Looking at the entries, how many lines hold the word "name"? State the number by itself.
☆ ☆ ☆
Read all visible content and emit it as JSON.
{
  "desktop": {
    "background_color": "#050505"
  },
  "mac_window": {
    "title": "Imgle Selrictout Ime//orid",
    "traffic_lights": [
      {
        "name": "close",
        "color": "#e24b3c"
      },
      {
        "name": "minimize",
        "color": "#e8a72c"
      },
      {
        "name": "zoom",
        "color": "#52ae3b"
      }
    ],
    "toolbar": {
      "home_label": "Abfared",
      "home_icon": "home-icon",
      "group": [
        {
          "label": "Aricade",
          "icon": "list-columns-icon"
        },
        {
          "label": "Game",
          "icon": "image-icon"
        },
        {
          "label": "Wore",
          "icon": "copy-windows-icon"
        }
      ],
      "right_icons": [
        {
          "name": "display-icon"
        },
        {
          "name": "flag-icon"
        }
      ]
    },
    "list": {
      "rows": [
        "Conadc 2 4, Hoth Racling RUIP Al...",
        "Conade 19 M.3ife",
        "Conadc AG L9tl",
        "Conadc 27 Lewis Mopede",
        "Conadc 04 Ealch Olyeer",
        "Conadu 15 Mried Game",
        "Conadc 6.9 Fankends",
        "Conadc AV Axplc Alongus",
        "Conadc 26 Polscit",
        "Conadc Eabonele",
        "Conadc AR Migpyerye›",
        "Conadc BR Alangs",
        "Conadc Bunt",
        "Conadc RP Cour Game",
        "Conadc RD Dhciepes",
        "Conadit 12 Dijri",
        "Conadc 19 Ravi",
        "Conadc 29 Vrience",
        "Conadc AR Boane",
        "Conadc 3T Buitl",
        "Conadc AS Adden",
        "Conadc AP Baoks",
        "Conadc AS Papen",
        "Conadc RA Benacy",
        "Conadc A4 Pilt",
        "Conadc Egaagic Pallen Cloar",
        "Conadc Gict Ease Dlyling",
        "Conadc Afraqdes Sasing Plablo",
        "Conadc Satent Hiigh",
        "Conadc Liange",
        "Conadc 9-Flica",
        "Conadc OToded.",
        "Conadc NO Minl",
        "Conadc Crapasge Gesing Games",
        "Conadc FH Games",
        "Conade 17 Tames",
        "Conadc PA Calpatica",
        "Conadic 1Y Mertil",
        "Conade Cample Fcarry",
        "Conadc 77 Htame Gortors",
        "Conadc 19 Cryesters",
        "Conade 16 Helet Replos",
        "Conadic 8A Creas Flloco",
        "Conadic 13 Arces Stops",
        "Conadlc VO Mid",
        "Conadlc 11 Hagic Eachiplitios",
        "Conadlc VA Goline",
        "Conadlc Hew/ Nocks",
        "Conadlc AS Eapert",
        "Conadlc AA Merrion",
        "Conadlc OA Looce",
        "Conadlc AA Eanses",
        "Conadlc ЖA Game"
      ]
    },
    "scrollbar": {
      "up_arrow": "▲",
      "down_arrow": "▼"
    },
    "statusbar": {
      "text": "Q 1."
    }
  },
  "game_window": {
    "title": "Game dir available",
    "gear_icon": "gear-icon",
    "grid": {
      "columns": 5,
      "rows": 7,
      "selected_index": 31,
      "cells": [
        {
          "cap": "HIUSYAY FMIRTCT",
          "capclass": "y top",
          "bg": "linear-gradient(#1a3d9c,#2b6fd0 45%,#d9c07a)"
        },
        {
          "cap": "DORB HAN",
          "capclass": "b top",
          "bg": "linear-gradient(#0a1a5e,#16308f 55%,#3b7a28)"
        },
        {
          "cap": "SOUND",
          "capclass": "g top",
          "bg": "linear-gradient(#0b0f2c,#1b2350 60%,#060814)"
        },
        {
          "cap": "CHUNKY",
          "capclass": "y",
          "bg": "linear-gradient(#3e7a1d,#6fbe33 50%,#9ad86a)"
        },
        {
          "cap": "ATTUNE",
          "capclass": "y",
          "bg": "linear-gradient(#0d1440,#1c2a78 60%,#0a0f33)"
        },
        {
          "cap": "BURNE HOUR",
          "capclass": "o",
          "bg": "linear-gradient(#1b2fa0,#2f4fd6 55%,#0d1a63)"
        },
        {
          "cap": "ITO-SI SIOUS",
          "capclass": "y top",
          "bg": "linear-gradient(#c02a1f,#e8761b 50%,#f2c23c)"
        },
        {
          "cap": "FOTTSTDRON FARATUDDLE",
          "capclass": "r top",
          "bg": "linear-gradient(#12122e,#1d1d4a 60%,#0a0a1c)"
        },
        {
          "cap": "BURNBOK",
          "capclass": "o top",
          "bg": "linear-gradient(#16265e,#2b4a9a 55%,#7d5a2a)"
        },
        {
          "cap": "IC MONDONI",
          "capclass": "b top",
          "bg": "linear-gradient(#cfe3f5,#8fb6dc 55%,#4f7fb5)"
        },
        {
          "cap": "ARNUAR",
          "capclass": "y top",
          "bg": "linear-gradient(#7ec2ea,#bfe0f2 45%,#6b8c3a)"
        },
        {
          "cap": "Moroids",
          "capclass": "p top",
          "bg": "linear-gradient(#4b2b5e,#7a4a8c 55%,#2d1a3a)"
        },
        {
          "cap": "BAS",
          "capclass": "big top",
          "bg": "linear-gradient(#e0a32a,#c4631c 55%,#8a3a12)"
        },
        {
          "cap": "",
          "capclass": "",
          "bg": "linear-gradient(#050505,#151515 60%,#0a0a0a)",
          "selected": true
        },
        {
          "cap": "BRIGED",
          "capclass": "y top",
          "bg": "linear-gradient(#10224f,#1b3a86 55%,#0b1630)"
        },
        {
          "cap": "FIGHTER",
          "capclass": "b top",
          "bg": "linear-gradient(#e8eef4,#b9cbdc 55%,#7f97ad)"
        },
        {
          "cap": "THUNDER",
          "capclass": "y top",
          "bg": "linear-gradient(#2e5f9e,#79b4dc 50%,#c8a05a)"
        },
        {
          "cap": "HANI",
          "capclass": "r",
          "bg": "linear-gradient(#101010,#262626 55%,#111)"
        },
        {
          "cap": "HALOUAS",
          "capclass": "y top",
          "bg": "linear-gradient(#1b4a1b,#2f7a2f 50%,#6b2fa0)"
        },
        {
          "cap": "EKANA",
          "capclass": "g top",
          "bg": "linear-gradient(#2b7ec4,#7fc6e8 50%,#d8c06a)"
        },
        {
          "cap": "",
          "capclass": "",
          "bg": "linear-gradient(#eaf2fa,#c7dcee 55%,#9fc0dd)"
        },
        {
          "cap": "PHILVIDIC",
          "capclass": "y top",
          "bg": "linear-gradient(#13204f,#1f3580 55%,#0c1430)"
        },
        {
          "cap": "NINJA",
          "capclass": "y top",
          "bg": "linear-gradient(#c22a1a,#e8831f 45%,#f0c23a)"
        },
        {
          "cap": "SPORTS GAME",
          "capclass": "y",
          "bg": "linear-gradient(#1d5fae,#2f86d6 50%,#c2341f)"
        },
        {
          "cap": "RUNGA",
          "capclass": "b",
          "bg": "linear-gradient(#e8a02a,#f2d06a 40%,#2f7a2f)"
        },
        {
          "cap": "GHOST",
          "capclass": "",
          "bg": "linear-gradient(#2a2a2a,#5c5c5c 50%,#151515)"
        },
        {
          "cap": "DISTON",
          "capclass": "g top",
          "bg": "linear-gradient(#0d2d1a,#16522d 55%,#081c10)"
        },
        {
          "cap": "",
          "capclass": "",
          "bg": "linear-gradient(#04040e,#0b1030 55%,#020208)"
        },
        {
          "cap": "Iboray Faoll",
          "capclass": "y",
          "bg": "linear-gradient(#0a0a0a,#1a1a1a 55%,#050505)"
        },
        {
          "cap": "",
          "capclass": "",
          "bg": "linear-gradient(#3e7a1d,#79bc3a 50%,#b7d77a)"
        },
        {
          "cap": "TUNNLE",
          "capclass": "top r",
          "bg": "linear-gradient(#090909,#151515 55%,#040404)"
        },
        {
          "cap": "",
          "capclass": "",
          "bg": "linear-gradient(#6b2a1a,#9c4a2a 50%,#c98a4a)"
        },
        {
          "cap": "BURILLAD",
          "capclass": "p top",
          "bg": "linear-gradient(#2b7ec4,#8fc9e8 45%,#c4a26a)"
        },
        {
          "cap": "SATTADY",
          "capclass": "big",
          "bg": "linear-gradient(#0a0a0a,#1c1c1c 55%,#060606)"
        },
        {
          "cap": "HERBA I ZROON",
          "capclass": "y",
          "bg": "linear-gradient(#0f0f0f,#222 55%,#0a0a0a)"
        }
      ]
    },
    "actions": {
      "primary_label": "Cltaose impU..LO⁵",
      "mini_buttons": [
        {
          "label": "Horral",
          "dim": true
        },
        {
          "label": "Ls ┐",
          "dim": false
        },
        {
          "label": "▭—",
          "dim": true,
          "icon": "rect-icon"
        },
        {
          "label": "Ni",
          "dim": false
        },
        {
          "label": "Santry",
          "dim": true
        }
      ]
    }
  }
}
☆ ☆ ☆
#### [RESULT]
5